Segment Start: Data shown

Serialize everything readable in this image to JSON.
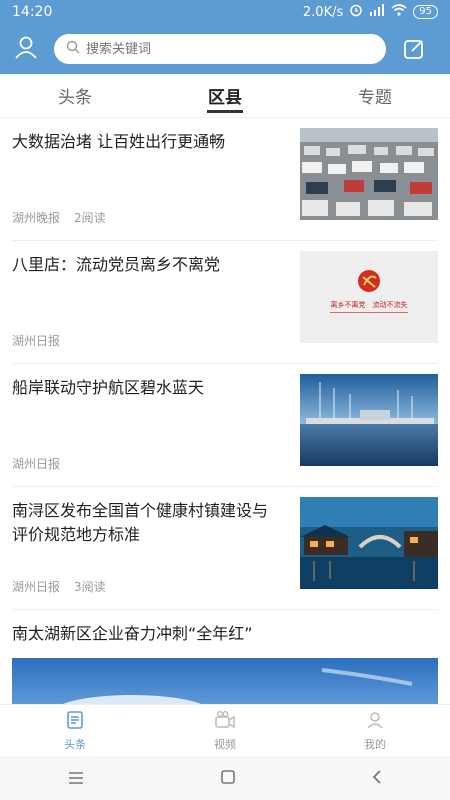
{
  "status_bar": {
    "time": "14:20",
    "speed": "2.0K/s",
    "battery": "95"
  },
  "header": {
    "search_placeholder": "搜索关键词"
  },
  "tabs": [
    {
      "label": "头条"
    },
    {
      "label": "区县"
    },
    {
      "label": "专题"
    }
  ],
  "feed": {
    "items": [
      {
        "title": "大数据治堵 让百姓出行更通畅",
        "source": "湖州晚报",
        "reads": "2阅读",
        "image": "traffic-jam-photo"
      },
      {
        "title": "八里店：流动党员离乡不离党",
        "source": "湖州日报",
        "reads": "",
        "image": "party-badge-image",
        "image_text": "离乡不离党　流动不流失"
      },
      {
        "title": "船岸联动守护航区碧水蓝天",
        "source": "湖州日报",
        "reads": "",
        "image": "harbor-boats-photo"
      },
      {
        "title": "南浔区发布全国首个健康村镇建设与评价规范地方标准",
        "source": "湖州日报",
        "reads": "3阅读",
        "image": "water-town-night-photo"
      }
    ],
    "big_item": {
      "title": "南太湖新区企业奋力冲刺“全年红”",
      "image": "blue-sky-photo"
    }
  },
  "bottom_nav": [
    {
      "label": "头条",
      "icon": "news-icon",
      "active": true
    },
    {
      "label": "视频",
      "icon": "video-icon",
      "active": false
    },
    {
      "label": "我的",
      "icon": "user-icon",
      "active": false
    }
  ],
  "colors": {
    "brand": "#5d9bd3",
    "text": "#222222",
    "meta": "#9a9a9a"
  }
}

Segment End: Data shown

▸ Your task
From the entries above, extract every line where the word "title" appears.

▸ Solution to this exercise
        "title": "大数据治堵 让百姓出行更通畅",
        "title": "八里店：流动党员离乡不离党",
        "title": "船岸联动守护航区碧水蓝天",
        "title": "南浔区发布全国首个健康村镇建设与评价规范地方标准",
      "title": "南太湖新区企业奋力冲刺“全年红”",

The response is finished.